▶ [Exercise goal]: What you return must be every line below that includes the word "Cloudflare".

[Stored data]
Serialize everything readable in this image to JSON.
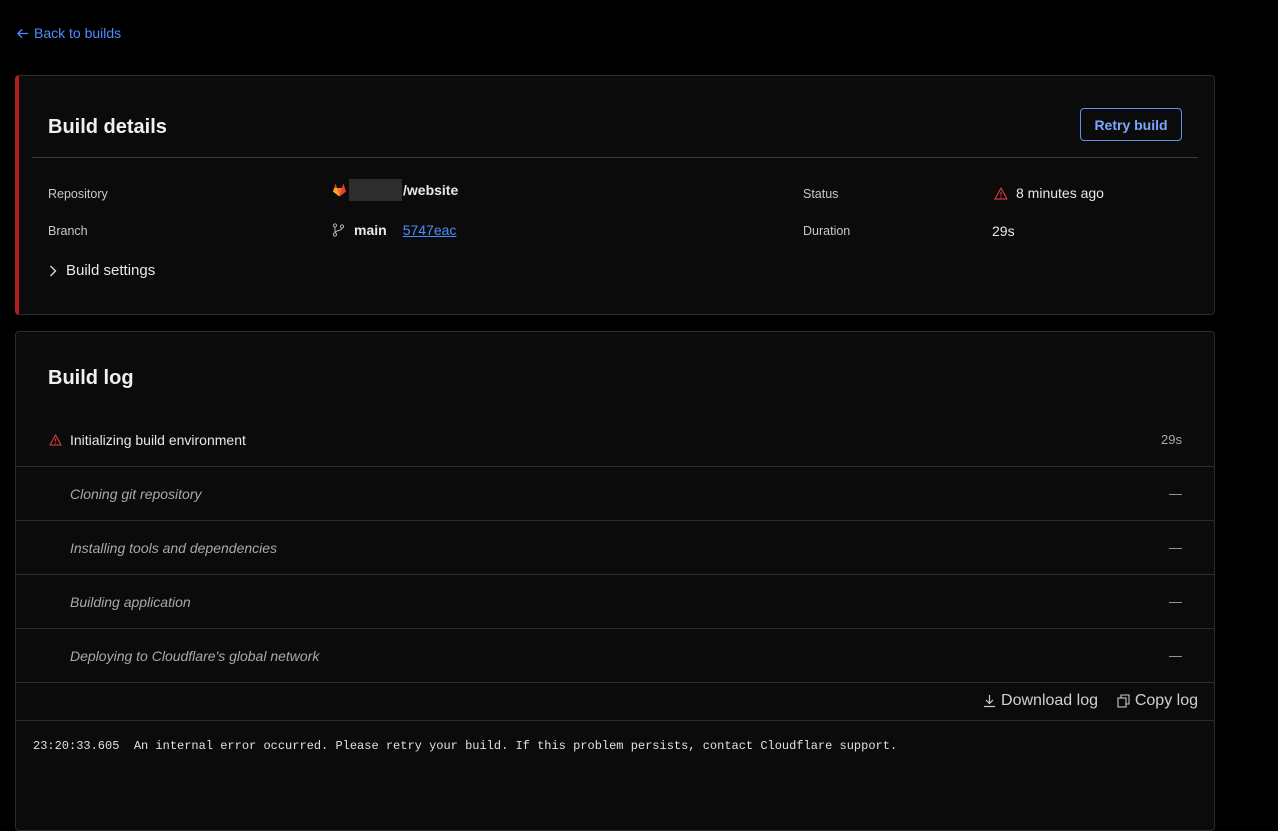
{
  "nav": {
    "back_label": "Back to builds"
  },
  "details": {
    "title": "Build details",
    "retry_label": "Retry build",
    "repository_label": "Repository",
    "repository_value": "/website",
    "branch_label": "Branch",
    "branch_value": "main",
    "commit_value": "5747eac",
    "status_label": "Status",
    "status_value": "8 minutes ago",
    "duration_label": "Duration",
    "duration_value": "29s",
    "settings_label": "Build settings"
  },
  "log": {
    "title": "Build log",
    "steps": [
      {
        "label": "Initializing build environment",
        "time": "29s",
        "state": "error"
      },
      {
        "label": "Cloning git repository",
        "time": "—",
        "state": "pending"
      },
      {
        "label": "Installing tools and dependencies",
        "time": "—",
        "state": "pending"
      },
      {
        "label": "Building application",
        "time": "—",
        "state": "pending"
      },
      {
        "label": "Deploying to Cloudflare's global network",
        "time": "—",
        "state": "pending"
      }
    ],
    "download_label": "Download log",
    "copy_label": "Copy log",
    "output_line": "23:20:33.605  An internal error occurred. Please retry your build. If this problem persists, contact Cloudflare support."
  },
  "colors": {
    "accent": "#4d8dff",
    "error": "#d33a3a",
    "error_border": "#b31d1d",
    "card_bg": "#0b0b0c"
  },
  "icons": [
    "arrow-left-icon",
    "gitlab-icon",
    "git-branch-icon",
    "warning-icon",
    "chevron-right-icon",
    "download-icon",
    "copy-icon"
  ]
}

▶ [Solution for this exercise]:
        "label": "Deploying to Cloudflare's global network",
    "output_line": "23:20:33.605  An internal error occurred. Please retry your build. If this problem persists, contact Cloudflare support."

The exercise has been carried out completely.